By buying two GTX 1070 boards this month (after the GTX 1080 I got back in July) I went further into loss territory than I was willing to accept. I had to do something to fix this.
When I sold my coins, I was able to off-set nearly the full cost of one of these new video cards. This meant that if I sold them both on the second-hand market at 50% off, I would cover all losses for these two. I was also willing to write off the cost of the GTX 1080, because I play a lot of games and I would consider it paid off over a period of 2-3 years regardless of any Bitcoin income.
Reason #3: GPU mining may not be dead just yet
I’ve been doing this for a really short while (a bit more than 2 months) and from Day 1 all I heard was ‘GPU mining is dead’. However this still does not seem 100% true.
First of all, the temporary shortage of high-performance video cards seems to have held back the increase of mining difficulty and GPU mining is still profitable. Secondly, the AMD Vega 64 (which was initially reported to achieve more than 70 MH/s) is actually much less efficient at about 30 MH/s (while using 350W…) so it does not seem to be that much of a game-changer. AMD said recently their plans do not rely on GPU mining as a long-term growth factor, and Vega proves this.

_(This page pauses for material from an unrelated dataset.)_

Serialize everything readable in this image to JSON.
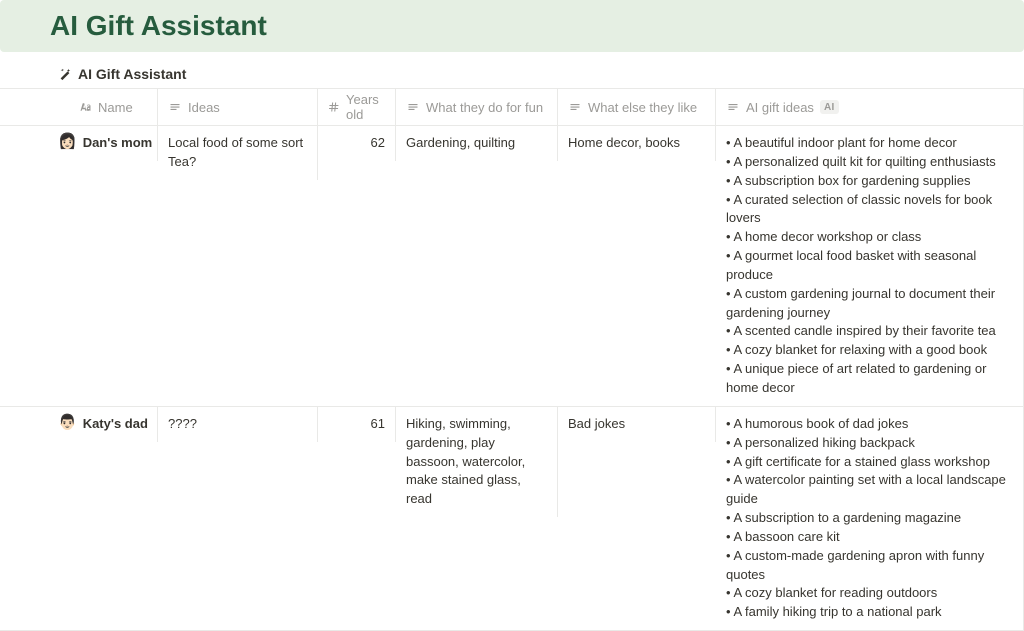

Which means, these humble GTX 1070 boards churning at low power will likely remain profitable for at least another couple of months.
Reason #4: Higher mining difficulty means more demand for hashing power… right?
The simple supply/demand model suggests that whoever has been buying hashing power so far will need to buy more if they don’t want to fall behind. As these buyers don’t have hardware costs to recuperate, it seems reasonable for me that they would be willing to accept smaller profit margin while buying more MH/s.
Reason #5: The BTC price surge must eventually stop
Nobody has been able to really explain the insane growth Bitcoin has achieved since its mid-July crash. From a fundamental point of view, present exchange rates really don’t make any sense. So by selling my coins, I leave this price uncertainty fully behind me.
I will now continue to mine with greater rigor. I started doing this with a single GTX 970 and now I have ~6.5× more compute power 1 at my disposal. Also, I have relative confidence that GPU mining still makes sense.
Why am I doing this when I disregard the price, you may ask. And my answer is that I am not interested in the dollar/euro value of Bitcoin. I am interested in Bitcoin itself, and I strongly believe it has intrinsic value. If Bitcoin price keeps rising, then all is good. If it crashes soon, then I won’t mind so much, because I no longer have much skin in the game.
In conclusion, I did this whole thing in order to rebase my operation. The situation with cryptocurrencies is very fluid, and it makes little sense to try and predict the long-term future. I think I did good during the first two months; I will now try to do the same for two more. What will happen afterwards? In November we will be going through the hard fork that was locked in on August 1st. There are still fears that the transition will not go smoothly, and this may cause another crash in the price of Bitcoin. I can now patiently wait and see.
Does any of this makes any sense to you, my dear reader? What would you do if you were in my shoes? Regardless of whether you thing I am right or dead wrong, let me know in the comments below. I will appreciate fresh perspective.
I am a small business owner from Bulgaria. I have been tinkering with personal computers ever since I was a kid. I feel enchanted by Bitcoin technology; last time I felt this excited was some 23 years ago when I first started surfing the internet using a 28.8k modem.